The Artists or Entertainers Exemption
Most (but not all) tax treaties include a limited exemption for individual performing artists. This exemption is usually available when the artist has no “permanent establishment” or “fixed base” in the U.S., and spends fewer than a certain number of days in the U.S. during the year. Of the treaties that include this limited exemption, many also put a cap on the amount an individual artist may earn tax-free in the U.S. For example, the U.S./U.K. tax treaty permits an artist who is a resident of the U.K. to earn up to $20,000 tax free. However, if an artist earns more than $20,000, the entire amount earned is subject to U.S. tax.

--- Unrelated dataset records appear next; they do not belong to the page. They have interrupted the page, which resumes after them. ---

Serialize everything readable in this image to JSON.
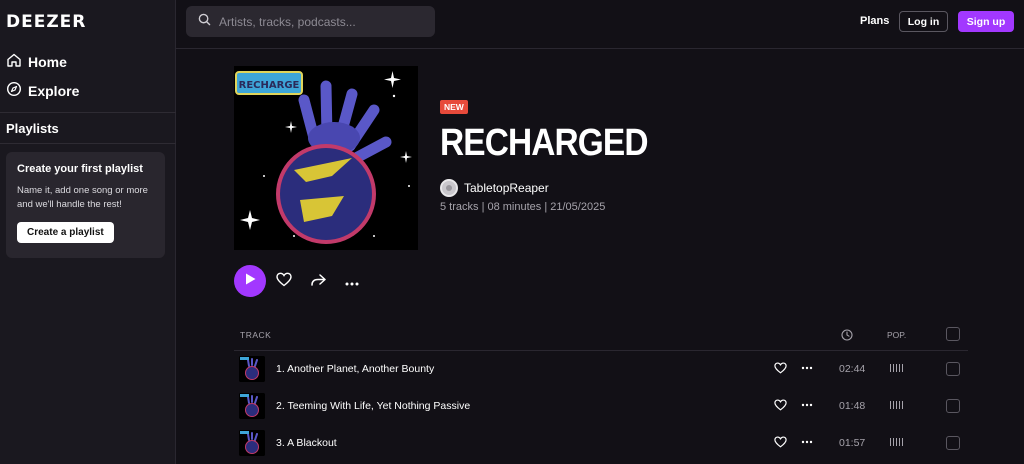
{
  "brand": {
    "logo": "DEEZER",
    "accent": "#a238ff",
    "new_badge_color": "#e74a3b"
  },
  "sidebar": {
    "nav": [
      {
        "label": "Home",
        "icon": "home-icon"
      },
      {
        "label": "Explore",
        "icon": "compass-icon"
      }
    ],
    "playlists_title": "Playlists",
    "card": {
      "title": "Create your first playlist",
      "text": "Name it, add one song or more and we'll handle the rest!",
      "button": "Create a playlist"
    }
  },
  "header": {
    "search_placeholder": "Artists, tracks, podcasts...",
    "plans": "Plans",
    "login": "Log in",
    "signup": "Sign up"
  },
  "album": {
    "cover_text": "RECHARGE",
    "badge": "NEW",
    "title": "RECHARGED",
    "artist": "TabletopReaper",
    "meta": "5 tracks | 08 minutes | 21/05/2025"
  },
  "table": {
    "col_track": "TRACK",
    "col_pop": "POP.",
    "tracks": [
      {
        "title": "1. Another Planet, Another Bounty",
        "duration": "02:44"
      },
      {
        "title": "2. Teeming With Life, Yet Nothing Passive",
        "duration": "01:48"
      },
      {
        "title": "3. A Blackout",
        "duration": "01:57"
      }
    ]
  }
}
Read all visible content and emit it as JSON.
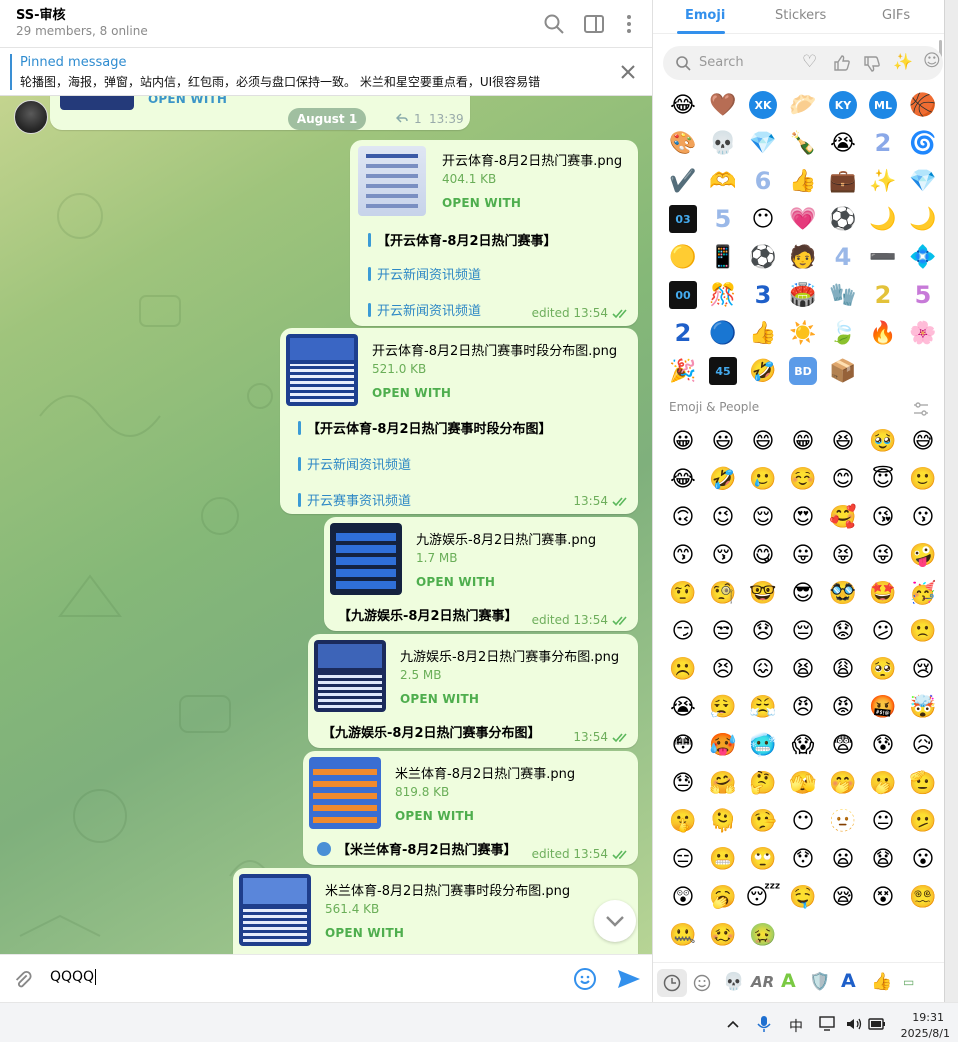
{
  "header": {
    "title": "SS-审核",
    "subtitle": "29 members, 8 online"
  },
  "pinned": {
    "label": "Pinned message",
    "text": "轮播图，海报，弹窗，站内信，红包雨，必须与盘口保持一致。 米兰和星空要重点看，UI很容易错"
  },
  "chat": {
    "date_pill": "August 1",
    "top_partial": {
      "open": "OPEN WITH",
      "replies": "1",
      "time": "13:39"
    },
    "messages": [
      {
        "file": "开云体育-8月2日热门赛事.png",
        "size": "404.1 KB",
        "open": "OPEN WITH",
        "lines": [
          "【开云体育-8月2日热门赛事】",
          "开云新闻资讯频道",
          "开云新闻资讯频道"
        ],
        "meta": "edited 13:54"
      },
      {
        "file": "开云体育-8月2日热门赛事时段分布图.png",
        "size": "521.0 KB",
        "open": "OPEN WITH",
        "lines": [
          "【开云体育-8月2日热门赛事时段分布图】",
          "开云新闻资讯频道",
          "开云赛事资讯频道"
        ],
        "meta": "13:54"
      },
      {
        "file": "九游娱乐-8月2日热门赛事.png",
        "size": "1.7 MB",
        "open": "OPEN WITH",
        "lines": [
          "【九游娱乐-8月2日热门赛事】"
        ],
        "meta": "edited 13:54"
      },
      {
        "file": "九游娱乐-8月2日热门赛事分布图.png",
        "size": "2.5 MB",
        "open": "OPEN WITH",
        "lines": [
          "【九游娱乐-8月2日热门赛事分布图】"
        ],
        "meta": "13:54"
      },
      {
        "file": "米兰体育-8月2日热门赛事.png",
        "size": "819.8 KB",
        "open": "OPEN WITH",
        "lines": [
          "【米兰体育-8月2日热门赛事】"
        ],
        "meta": "edited 13:54"
      },
      {
        "file": "米兰体育-8月2日热门赛事时段分布图.png",
        "size": "561.4 KB",
        "open": "OPEN WITH",
        "lines": [],
        "meta": ""
      }
    ]
  },
  "composer": {
    "value": "QQQQ"
  },
  "panel": {
    "tabs": [
      "Emoji",
      "Stickers",
      "GIFs"
    ],
    "search_placeholder": "Search",
    "recent_labels": [
      "XK",
      "KY",
      "ML",
      "BD",
      "2",
      "6",
      "5",
      "3",
      "4",
      "2",
      "5",
      "2",
      "03",
      "00",
      "45"
    ],
    "section_title": "Emoji & People"
  },
  "taskbar": {
    "ime": "中",
    "time": "19:31",
    "date": "2025/8/1"
  },
  "colors": {
    "accent": "#3390ec",
    "bubble": "#effdde",
    "meta_green": "#4fae4e",
    "link": "#2e88c5"
  }
}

For foreign individuals, use caution when deciding not to withhold: Because the U.S. presenter or U.S. agent or manager cannot determine what other income the artist will receive in any given year, this exemption is usually inapplicable at the withholding stage – it would only apply to taxation. For example, assume that a pianist who resides in the United Kingdom performs one recital in the U.S. in April 2008. The total compensation is $15,000. While this amount alone would not be taxable in the U.S., if the pianist earns additional compensation and exceeds the $20,000 cap later in 2008, all of his compensation, including the $15,000 earned in April 2008, would be subject to U.S. tax. For this reason, a U.S. presenter or U.S. agent/manager must withhold the 30%, even if the compensation for that particular engagement is under the cap. If the presenter or agent/manager does withhold and the artist’s compensation does not exceed the cap, the artist may file a U.S. tax return (in fact – the artist is required to file a tax return) and recover the amount withheld.
Artists often submit a Form 8233 to our organization to claim exemptions from withholding. I now understand that, since I can’t verify the total amount the artist may earn in the course of a year, the Form 8233 will not sufficiently exempt the artist from withholding. Is there any circumstance in which I can accept the Form 8233 as proof of exemption from withholding?
There are only a few. Several countries are exempt from tax on all compensation paid for independent personal services (including the services of a performing artist). At present, these countries include Armenia, Azerbaijan, Belarus, Georgia, Hungary, Kazakhstan, Kyrgyzstan, Moldova, Poland, Russia, Tajikistan, Turkmenistan, and Uzbekistan. If an artist resides in one of these countries, and meets the other requirements of the pertinent tax treaty to qualify for the exemption, then a presenter may accept a properly completed Form 8233 from an artist to exempt that artist from withholding.
The appropriate tax treatment for any particular artist is extremely fact-specific, depending on the artist's country of residence, the amount of money earned by the artist in the U.S., and the artist's status as an "individual" or "business" for tax purposes. The information included in this FAQ is not legal advice. For advice on specific situations, contact a qualified tax attorney.